Figure 1.

Missouri Monthly Temperature Departure from Average January - July 2022*

Figure 2.

Columbia, MO July Daily Max/Min Temperature Normal vs 2022

Figure 3.

Missouri Average July Precipitation 1895-2022

Figure 4.

Missouri Monthly Precip. Departure from Average January - July 2022*

Figure 5.

Radar-Estimated July 2022 rainfall (in.)

Figure 6.

Multi-Radar Multi-Sensor (MRMS) Radar-Estimated Rainfall as of 12 p.m., July 26, 2022

Figure 7. Source: National Weather Service - St. Louis, MO

CoCoRaHS rain gauge reports for the 24-hour period ending 7 a.m. CDT, July 26, 2022 - St. Louis County and St. Charles County, Missouri<

Figure 8.

U.S. Drought Monitor - Missouri - July 2022

Figure 9.

Condition Monitoring Observer Reports (CMOR) July 2022

Figure 10.

Average Temperature (°F) July 01, 2022 to July 31, 2022

Average Temperature (°F): Departure from 1991-2020 Normals July 01, 2022 to July 31, 2022

Accumulated Precipitation (in) July 01, 2022 to July 31, 2022

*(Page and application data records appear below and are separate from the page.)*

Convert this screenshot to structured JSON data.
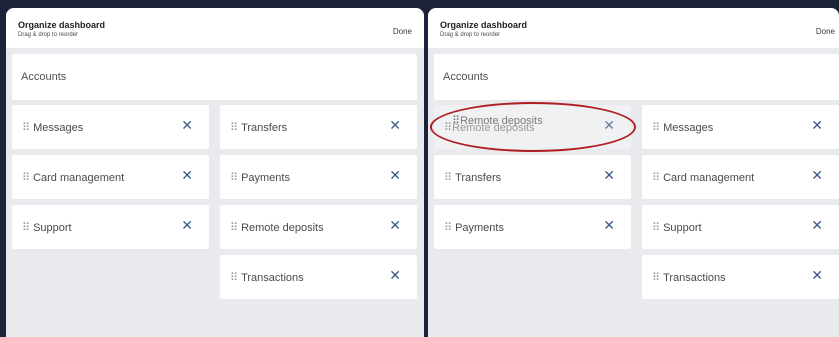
{
  "left_panel": {
    "title": "Organize dashboard",
    "subtitle": "Drag & drop to reorder",
    "done_label": "Done",
    "accounts_label": "Accounts",
    "tiles": [
      {
        "label": "Messages"
      },
      {
        "label": "Transfers"
      },
      {
        "label": "Card management"
      },
      {
        "label": "Payments"
      },
      {
        "label": "Support"
      },
      {
        "label": "Remote deposits"
      },
      {
        "label": "Transactions"
      }
    ]
  },
  "right_panel": {
    "title": "Organize dashboard",
    "subtitle": "Drag & drop to reorder",
    "done_label": "Done",
    "accounts_label": "Accounts",
    "dragging_tile": {
      "label": "Remote deposits"
    },
    "tiles": [
      {
        "label": "Messages"
      },
      {
        "label": "Transfers"
      },
      {
        "label": "Card management"
      },
      {
        "label": "Payments"
      },
      {
        "label": "Support"
      },
      {
        "label": "Transactions"
      }
    ]
  },
  "icons": {
    "grip": "⠿",
    "close": "✕"
  },
  "colors": {
    "background": "#1c2237",
    "panel": "#e9eaee",
    "close_icon": "#3b5a8a",
    "highlight": "#b01e24"
  }
}
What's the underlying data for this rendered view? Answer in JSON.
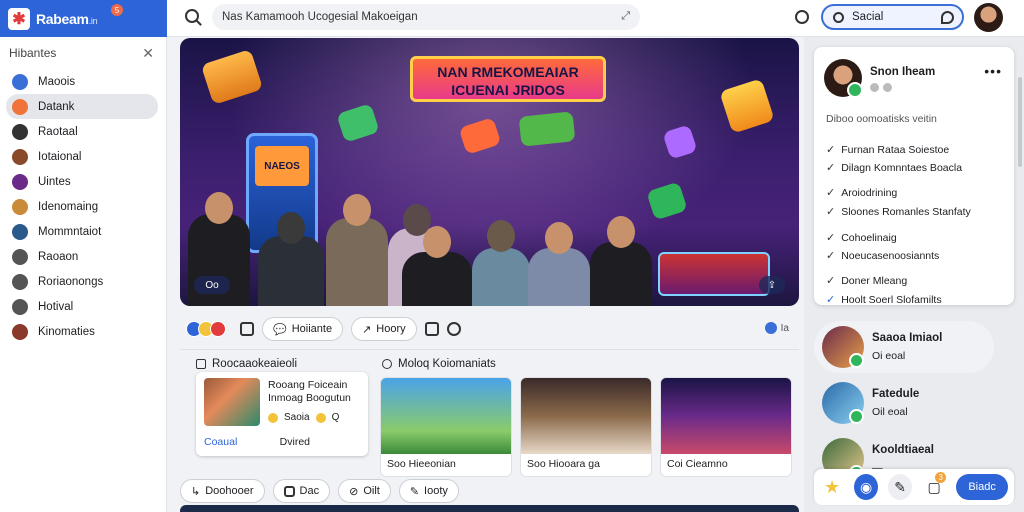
{
  "brand": {
    "name": "Rabeam",
    "suffix": ".in",
    "notif_count": "5"
  },
  "topbar": {
    "search_text": "Nas Kamamooh Ucogesial Makoeigan",
    "pill_label": "Sacial"
  },
  "sidebar": {
    "header": "Hibantes",
    "items": [
      {
        "label": "Maoois",
        "color": "#3a6fd8"
      },
      {
        "label": "Datank",
        "color": "#f0733a"
      },
      {
        "label": "Raotaal",
        "color": "#333333"
      },
      {
        "label": "Iotaional",
        "color": "#8a4a2a"
      },
      {
        "label": "Uintes",
        "color": "#6a2a8a"
      },
      {
        "label": "Idenomaing",
        "color": "#c98a3a"
      },
      {
        "label": "Mommntaiot",
        "color": "#2a5a8a"
      },
      {
        "label": "Raoaon",
        "color": "#555555"
      },
      {
        "label": "Roriaonongs",
        "color": "#555555"
      },
      {
        "label": "Hotival",
        "color": "#555555"
      },
      {
        "label": "Kinomaties",
        "color": "#8a3a2a"
      }
    ]
  },
  "hero": {
    "banner_line1": "NAN RMEKOMEAIAR",
    "banner_line2": "ICUENAI JRIDOS",
    "arcade_text": "NAEOS",
    "tag": "Oo",
    "share": "⇪"
  },
  "actions": {
    "chip1": "Hoiiante",
    "chip2": "Hoory",
    "right_text": "Ia"
  },
  "section": {
    "left_title": "Roocaaokeaieoli",
    "right_title": "Moloq Koiomaniats",
    "card_text": "Rooang Foiceain Inmoag Boogutun",
    "card_r1": "Saoia",
    "card_r2": "Q",
    "card_cta": "Coaual",
    "card_meta": "Dvired",
    "tiles": [
      {
        "caption": "Soo Hieeonian"
      },
      {
        "caption": "Soo Hiooara ga"
      },
      {
        "caption": "Coi Cieamno"
      }
    ]
  },
  "bottom": {
    "c1": "Doohooer",
    "c2": "Dac",
    "c3": "Oilt",
    "c4": "Iooty"
  },
  "panel": {
    "name": "Snon Iheam",
    "subtitle": "Diboo oomoatisks veitin",
    "checks": [
      "Furnan Rataa Soiestoe",
      "Dilagn Komnntaes Boacla",
      "Aroiodrining",
      "Sloones Romanles Stanfaty",
      "Cohoelinaig",
      "Noeucasenoosiannts",
      "Doner Mleang",
      "Hoolt Soerl Slofamilts"
    ]
  },
  "contacts": [
    {
      "name": "Saaoa Imiaol",
      "status": "Oi eoal"
    },
    {
      "name": "Fatedule",
      "status": "Oil eoal"
    },
    {
      "name": "Kooldtiaeal",
      "status": "—"
    }
  ],
  "dock": {
    "go_label": "Biadc",
    "badge": "3"
  }
}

Accumulated Precipitation (in): Departure from 1991-2020 Normals July 01, 2022 to July 31, 2022

Source: Pat Guinan, 573-882-5908